I worried a lot when I compared myself to my old friends back home in China—like, what the hell am I doing with my life?
−They’re all working, becoming managers. They have nice houses, a car. It’s pretty impressive. When I met them, they’d take me out and treat me to a fancy meal. Some of them are married, too, which is really great. Unbelievably rich. When I saw that, I wondered what the hell I’m doing here.
I couldn’t get anything valuable from it, I was just used because I was Chinese.
−It can be nice to go on business trips to China and such, but in the Japanese company I was just used as because I was Chinese, and if I work for a Chinese company, they’ll have more power over there, and look down on the Japanese branch and I’d end up being exploited. I thought about going back to China. I really didn’t know what to do. Like, what am I doing here? I want to get married, make a family, ease my parents’ concerns and look after them. Until I go home, I’d like them to come and visit, but I don’t think it’s possible under the current circumstances. I can go home at any time, and if I got home now, what would I do? I’d have to start all over again.
I thought about starting my own company, but really, it’s a foreign country for me, so it’s not an environment in which I can do that easily. 。

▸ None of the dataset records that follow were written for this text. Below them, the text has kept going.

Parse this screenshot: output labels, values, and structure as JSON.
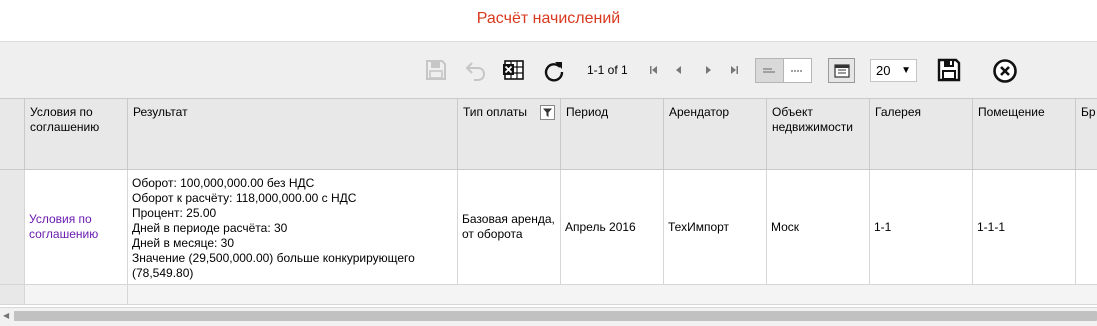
{
  "page_title": "Расчёт начислений",
  "toolbar": {
    "pager_text": "1-1 of 1",
    "page_size": "20",
    "icons": [
      "save-disk-icon",
      "undo-icon",
      "excel-export-icon",
      "refresh-icon",
      "first-page-icon",
      "prev-page-icon",
      "next-page-icon",
      "last-page-icon",
      "density-compact-icon",
      "density-normal-icon",
      "columns-icon",
      "save-settings-icon",
      "close-icon"
    ]
  },
  "table": {
    "headers": {
      "conditions": "Условия по соглашению",
      "result": "Результат",
      "payment_type": "Тип оплаты",
      "period": "Период",
      "tenant": "Арендатор",
      "property": "Объект недвижимости",
      "gallery": "Галерея",
      "premises": "Помещение",
      "truncated": "Бр"
    },
    "rows": [
      {
        "conditions": "Условия по соглашению",
        "result_lines": [
          "Оборот: 100,000,000.00 без НДС",
          "Оборот к расчёту: 118,000,000.00 с НДС",
          "Процент: 25.00",
          "Дней в периоде расчёта: 30",
          "Дней в месяце: 30",
          "Значение (29,500,000.00) больше конкурирующего",
          "(78,549.80)"
        ],
        "payment_type": "Базовая аренда, от оборота",
        "period": "Апрель 2016",
        "tenant": "ТехИмпорт",
        "property": "Моск",
        "gallery": "1-1",
        "premises": "1-1-1",
        "truncated": ""
      }
    ]
  },
  "colors": {
    "title": "#d9391e",
    "link": "#6a1bb0",
    "header_bg": "#e8e8e8"
  }
}
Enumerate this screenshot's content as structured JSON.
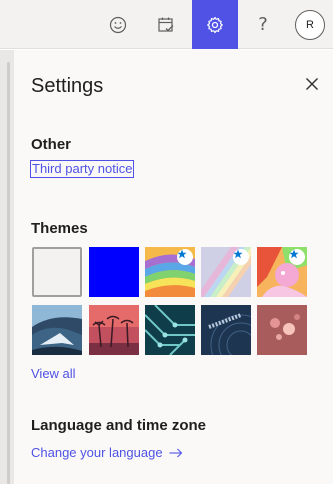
{
  "topbar": {
    "icons": [
      "emoji-icon",
      "calendar-check-icon",
      "gear-icon",
      "help-icon"
    ],
    "help_glyph": "?",
    "avatar_initial": "R",
    "accent_color": "#4f52e4"
  },
  "settings": {
    "title": "Settings",
    "other": {
      "heading": "Other",
      "third_party_link": "Third party notice"
    },
    "themes": {
      "heading": "Themes",
      "tiles": [
        {
          "name": "light-gray",
          "selected": true,
          "starred": false
        },
        {
          "name": "blue",
          "selected": false,
          "starred": false
        },
        {
          "name": "rainbow",
          "selected": false,
          "starred": true
        },
        {
          "name": "pastel-rainbow",
          "selected": false,
          "starred": true
        },
        {
          "name": "unicorn",
          "selected": false,
          "starred": true
        },
        {
          "name": "mountain",
          "selected": false,
          "starred": false
        },
        {
          "name": "palms",
          "selected": false,
          "starred": false
        },
        {
          "name": "circuit",
          "selected": false,
          "starred": false
        },
        {
          "name": "innovation",
          "selected": false,
          "starred": false
        },
        {
          "name": "bokeh",
          "selected": false,
          "starred": false
        }
      ],
      "view_all": "View all"
    },
    "language": {
      "heading": "Language and time zone",
      "change_link": "Change your language"
    }
  }
}
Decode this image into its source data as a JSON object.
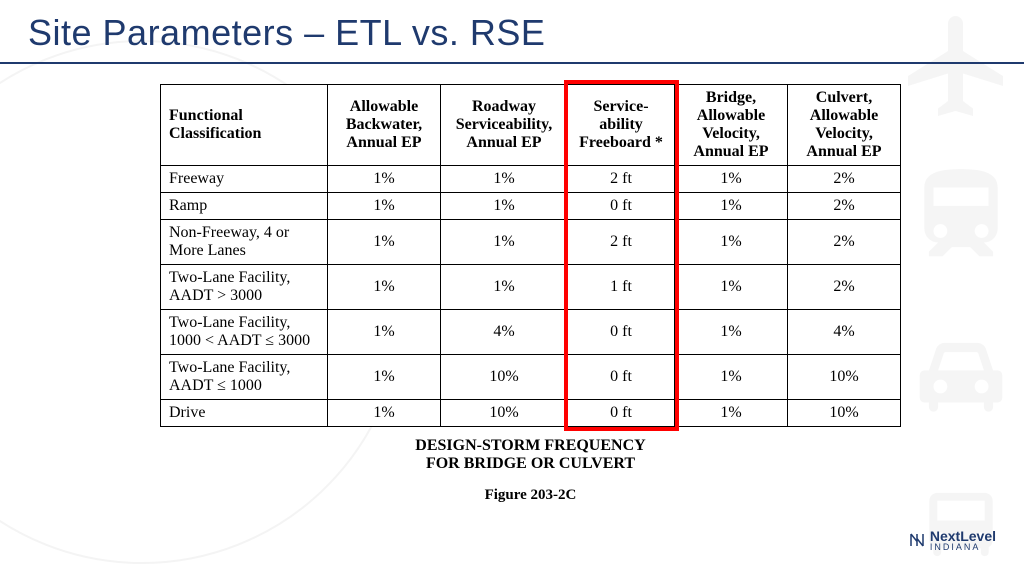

−I thought I’d start my own company—sink or swim. So I did quite a bit of groundwork, talking with friends who started their own companies, going to seminars for entrepreneurs … But as well as the issue of money, I also ran into the problem of my visa.
I don’t know how to achieve what I want without throwing away the Chinese part of who I am.
−I had considered naturalization, as I wouldn’t need to think about my visa as a naturalized Japanese citizen. After all, I don’t hate living here. But I’m Chinese, and my family live there, and visiting them would become more inconvenient. So, yeah, if I want to start my own business, I realized I couldn’t do it without getting my permanent residency.
I got my permanent residency and started my own business, but then I started to worry about the future.
−I got my permanent residency, and today I run my own business. I lived half of my life in Osaka now! Of course, I have a home in China, but once I land in Japan, I realize my home is in Osaka. It’s a different feeling to when I came to Japan when I was younger. If I went home, I’d want to return to my hometown, not Shanghai or Beijing, and Osaka is my hometown in Japan. But if I stay longer in Japan, maybe my feelings will change even more.
Now I’m married with kids, a family. This is the family I’ve made.
−Yeah, this is my home. It’s my life, but I’m not just living it for myself. I’m living it for my family, my kids, my Osaka family who have looked after me all this time. I was able to start my own business, the things I’ve accomplished are here, and the things I’m going to accomplish will be here, so I became a naturalized citizen. This is the path I’ve chosen, so I have to walk it. That’s a nice phrase, right? I saw it hanging in an izakaya toilet. It’s kind of true.